◆ **ASSIGNMENT**: Every line with "time" in it must be copied from the data.

◆ **EXTRACTED INFORMATION**:
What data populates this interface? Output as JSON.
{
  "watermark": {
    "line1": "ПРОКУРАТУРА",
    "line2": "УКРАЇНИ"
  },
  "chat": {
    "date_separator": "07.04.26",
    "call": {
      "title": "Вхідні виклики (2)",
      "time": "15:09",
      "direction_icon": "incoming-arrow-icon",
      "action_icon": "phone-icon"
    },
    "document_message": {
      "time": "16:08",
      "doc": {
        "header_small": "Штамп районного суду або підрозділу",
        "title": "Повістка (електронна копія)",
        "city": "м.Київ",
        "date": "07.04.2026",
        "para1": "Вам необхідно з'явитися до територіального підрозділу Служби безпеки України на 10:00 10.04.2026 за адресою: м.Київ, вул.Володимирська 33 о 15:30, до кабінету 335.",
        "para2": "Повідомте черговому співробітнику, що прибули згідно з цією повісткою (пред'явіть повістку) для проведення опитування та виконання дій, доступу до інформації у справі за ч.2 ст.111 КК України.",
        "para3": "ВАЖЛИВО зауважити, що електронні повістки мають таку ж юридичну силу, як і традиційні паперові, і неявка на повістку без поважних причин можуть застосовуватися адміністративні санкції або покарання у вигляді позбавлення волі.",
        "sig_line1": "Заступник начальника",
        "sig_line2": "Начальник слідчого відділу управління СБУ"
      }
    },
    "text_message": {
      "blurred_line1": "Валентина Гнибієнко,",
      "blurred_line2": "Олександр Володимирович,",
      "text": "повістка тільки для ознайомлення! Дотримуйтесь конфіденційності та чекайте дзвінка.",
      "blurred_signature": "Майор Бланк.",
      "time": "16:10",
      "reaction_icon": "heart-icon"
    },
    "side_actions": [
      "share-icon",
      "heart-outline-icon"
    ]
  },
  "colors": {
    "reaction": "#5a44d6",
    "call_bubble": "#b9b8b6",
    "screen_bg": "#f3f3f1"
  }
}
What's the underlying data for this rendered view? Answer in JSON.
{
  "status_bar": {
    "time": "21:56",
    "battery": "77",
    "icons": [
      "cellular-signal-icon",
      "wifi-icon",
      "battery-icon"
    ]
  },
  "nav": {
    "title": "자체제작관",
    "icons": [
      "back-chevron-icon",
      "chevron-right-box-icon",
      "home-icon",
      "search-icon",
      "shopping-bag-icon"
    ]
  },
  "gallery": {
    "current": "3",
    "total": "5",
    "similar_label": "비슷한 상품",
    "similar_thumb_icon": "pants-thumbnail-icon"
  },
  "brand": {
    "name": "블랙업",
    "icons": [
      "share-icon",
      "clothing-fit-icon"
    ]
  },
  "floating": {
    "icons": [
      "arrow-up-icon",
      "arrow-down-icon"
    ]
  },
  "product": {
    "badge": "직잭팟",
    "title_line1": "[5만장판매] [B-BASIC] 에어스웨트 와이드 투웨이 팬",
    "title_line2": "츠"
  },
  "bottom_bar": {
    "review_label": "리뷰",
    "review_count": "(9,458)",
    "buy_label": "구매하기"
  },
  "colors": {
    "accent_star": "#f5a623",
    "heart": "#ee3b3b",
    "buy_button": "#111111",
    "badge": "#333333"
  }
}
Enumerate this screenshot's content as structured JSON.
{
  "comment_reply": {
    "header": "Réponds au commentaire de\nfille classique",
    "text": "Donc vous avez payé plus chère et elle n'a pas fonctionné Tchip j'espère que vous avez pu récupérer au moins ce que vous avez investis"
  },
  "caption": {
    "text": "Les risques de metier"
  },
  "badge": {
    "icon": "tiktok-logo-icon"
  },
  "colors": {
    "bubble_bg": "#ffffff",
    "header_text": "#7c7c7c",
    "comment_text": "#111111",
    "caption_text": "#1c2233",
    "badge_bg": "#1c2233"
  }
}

◆ **ANSWER TO THE EXERCISE**:
      "time": "15:09",
      "time": "16:08",
      "time": "16:10",
    "time": "21:56",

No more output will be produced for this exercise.